Evidence review for the Careers and Enterprise Company report. What works?: The evidence on careers events with employers.
By Jordan Rehill, Elnaz T. Kashefpakdel and Anthony Mann
This technical annex, commissioned by the Careers and Enterprise Company, presents the evidence on the operation and impact of careers events held in UK schools and colleges which underpins the guidance document What works? The evidence on careers events. The full results will be available from the Careers and Enterprise Company in the near future.
As modern school-to-work transitions have become increasingly complex, the need for adequate careers provision has become more vital. Technological and workplace organisational change have meant that investment choices (what and where to study and the value of qualifications and experience) have become more difficult. In response, wider research and governmental guidelines have advocated involving employers in careers provision to provide students with a greater opportunity to understand the current labour market and the world of work.
Literature and new data were gathered and analysed to understand the potential impacts and optimal delivery of three related types of careers events aimed at supporting the career decision-making of young people: careers talks, careers carousels and careers fairs. Several high-quality studies exist demonstrating positive outcomes experienced by career event participants. However, it must be noted that the literature remains very limited on the comparative value of each type of these events. More comprehensive research is needed on the value of different types of career events to students of different age, attainment level and socio-economic background.
The wider literature, as well as evidence from a new student survey and practitioner survey carried out for this evidence review, suggests that participation in careers events with employers can also have positive impacts on the decision making, employability skills and educational engagement for the young people taking part. Of the three most common forms of careers event, it is the careers carousel which appears to be most often effective in supporting students.
Summary of the findings
Young people can be expected to respond to the different formats of careers events in different ways and practitioners are advised to reflect on pupil characteristics and objectives prior to determining event design.
It is important that the people providing information to pupils about jobs and careers can draw on personal, first-hand experience of the professions they are speaking about.
The more interactions a young person has with people from the world of work through careers events, the better.
Pupil perceptions of the helpfulness of careers events are related to better outcomes in later life.
Preparation and follow up

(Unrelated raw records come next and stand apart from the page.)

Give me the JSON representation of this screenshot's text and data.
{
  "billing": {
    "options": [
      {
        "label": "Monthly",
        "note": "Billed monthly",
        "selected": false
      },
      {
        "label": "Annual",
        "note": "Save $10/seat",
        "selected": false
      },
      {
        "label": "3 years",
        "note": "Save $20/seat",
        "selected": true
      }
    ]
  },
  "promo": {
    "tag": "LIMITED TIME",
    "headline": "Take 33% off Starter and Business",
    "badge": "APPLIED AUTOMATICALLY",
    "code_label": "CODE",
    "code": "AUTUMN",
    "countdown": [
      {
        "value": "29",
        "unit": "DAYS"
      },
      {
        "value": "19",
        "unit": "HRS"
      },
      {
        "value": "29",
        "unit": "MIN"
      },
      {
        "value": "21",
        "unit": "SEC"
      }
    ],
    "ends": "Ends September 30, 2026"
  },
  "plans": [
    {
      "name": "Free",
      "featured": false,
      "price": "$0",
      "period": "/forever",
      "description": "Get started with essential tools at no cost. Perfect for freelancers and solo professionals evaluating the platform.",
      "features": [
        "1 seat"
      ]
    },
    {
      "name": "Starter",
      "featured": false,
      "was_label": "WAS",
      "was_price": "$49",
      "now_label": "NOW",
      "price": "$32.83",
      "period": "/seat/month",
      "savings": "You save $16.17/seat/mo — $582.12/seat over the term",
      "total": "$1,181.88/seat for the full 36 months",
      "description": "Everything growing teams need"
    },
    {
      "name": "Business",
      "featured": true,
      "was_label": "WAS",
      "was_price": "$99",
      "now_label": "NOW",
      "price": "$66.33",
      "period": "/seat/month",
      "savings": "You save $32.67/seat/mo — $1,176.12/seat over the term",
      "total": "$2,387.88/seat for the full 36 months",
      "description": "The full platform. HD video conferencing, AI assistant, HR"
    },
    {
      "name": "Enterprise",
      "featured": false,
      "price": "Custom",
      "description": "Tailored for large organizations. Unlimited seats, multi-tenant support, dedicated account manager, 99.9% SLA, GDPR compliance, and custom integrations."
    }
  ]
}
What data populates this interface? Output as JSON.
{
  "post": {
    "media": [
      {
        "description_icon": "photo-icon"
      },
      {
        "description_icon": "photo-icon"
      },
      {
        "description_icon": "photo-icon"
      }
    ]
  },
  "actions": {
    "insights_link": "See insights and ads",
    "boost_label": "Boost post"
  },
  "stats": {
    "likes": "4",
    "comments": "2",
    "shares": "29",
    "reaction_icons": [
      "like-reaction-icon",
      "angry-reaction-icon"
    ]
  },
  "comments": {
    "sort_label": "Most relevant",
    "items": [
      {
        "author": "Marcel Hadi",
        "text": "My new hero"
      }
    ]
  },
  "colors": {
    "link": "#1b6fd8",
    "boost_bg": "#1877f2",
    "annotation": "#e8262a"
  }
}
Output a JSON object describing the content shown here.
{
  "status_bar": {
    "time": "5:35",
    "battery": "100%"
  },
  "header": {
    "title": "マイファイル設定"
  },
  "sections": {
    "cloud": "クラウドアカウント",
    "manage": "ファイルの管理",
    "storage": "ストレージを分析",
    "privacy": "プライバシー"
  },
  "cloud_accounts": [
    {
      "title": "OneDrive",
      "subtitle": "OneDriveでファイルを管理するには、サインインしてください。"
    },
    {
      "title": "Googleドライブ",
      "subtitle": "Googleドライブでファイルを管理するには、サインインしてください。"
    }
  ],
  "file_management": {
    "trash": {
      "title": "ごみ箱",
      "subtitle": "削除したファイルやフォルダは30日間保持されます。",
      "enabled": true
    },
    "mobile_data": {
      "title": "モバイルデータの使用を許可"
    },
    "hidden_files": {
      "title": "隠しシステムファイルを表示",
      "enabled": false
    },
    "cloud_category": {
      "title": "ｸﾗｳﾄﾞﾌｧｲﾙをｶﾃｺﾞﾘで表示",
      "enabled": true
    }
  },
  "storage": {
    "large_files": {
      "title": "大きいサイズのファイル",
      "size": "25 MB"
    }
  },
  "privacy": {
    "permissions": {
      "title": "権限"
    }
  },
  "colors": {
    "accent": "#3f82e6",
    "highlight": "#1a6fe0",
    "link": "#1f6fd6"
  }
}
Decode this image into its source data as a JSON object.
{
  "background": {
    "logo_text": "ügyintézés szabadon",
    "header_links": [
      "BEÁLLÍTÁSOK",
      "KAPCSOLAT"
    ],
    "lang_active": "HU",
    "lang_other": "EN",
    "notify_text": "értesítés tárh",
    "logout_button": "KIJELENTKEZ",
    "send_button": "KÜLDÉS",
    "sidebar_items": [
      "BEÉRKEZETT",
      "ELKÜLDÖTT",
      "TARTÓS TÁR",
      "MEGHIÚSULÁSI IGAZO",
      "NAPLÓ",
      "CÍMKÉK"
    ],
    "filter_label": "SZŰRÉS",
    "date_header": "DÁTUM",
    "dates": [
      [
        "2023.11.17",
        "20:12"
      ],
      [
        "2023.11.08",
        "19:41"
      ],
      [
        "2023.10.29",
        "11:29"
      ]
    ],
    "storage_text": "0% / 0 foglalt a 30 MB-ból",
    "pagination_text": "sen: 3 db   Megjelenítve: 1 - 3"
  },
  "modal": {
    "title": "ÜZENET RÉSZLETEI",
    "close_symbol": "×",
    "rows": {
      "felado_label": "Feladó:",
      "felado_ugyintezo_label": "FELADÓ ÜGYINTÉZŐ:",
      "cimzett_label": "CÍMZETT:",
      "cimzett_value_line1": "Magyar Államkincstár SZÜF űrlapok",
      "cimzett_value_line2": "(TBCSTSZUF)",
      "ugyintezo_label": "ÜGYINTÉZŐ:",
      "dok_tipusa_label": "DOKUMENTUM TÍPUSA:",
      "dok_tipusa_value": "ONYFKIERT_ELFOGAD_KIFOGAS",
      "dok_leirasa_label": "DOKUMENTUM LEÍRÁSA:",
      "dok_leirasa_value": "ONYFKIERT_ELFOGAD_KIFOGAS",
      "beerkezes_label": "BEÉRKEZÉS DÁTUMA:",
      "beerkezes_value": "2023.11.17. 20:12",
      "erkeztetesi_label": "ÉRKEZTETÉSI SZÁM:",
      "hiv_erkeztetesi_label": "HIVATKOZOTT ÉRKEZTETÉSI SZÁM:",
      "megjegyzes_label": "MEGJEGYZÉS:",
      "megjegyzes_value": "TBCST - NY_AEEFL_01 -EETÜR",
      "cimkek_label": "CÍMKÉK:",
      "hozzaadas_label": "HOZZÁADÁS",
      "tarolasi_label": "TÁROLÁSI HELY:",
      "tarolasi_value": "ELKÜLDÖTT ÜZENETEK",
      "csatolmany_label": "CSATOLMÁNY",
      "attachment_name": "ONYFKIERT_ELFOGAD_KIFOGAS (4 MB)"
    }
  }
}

Positive impacts can be expected to be optimised when young people are well prepared for careers events andundertake follow up activities after the activity.
Access the technical report: How to make the most of careers events with employers Technical report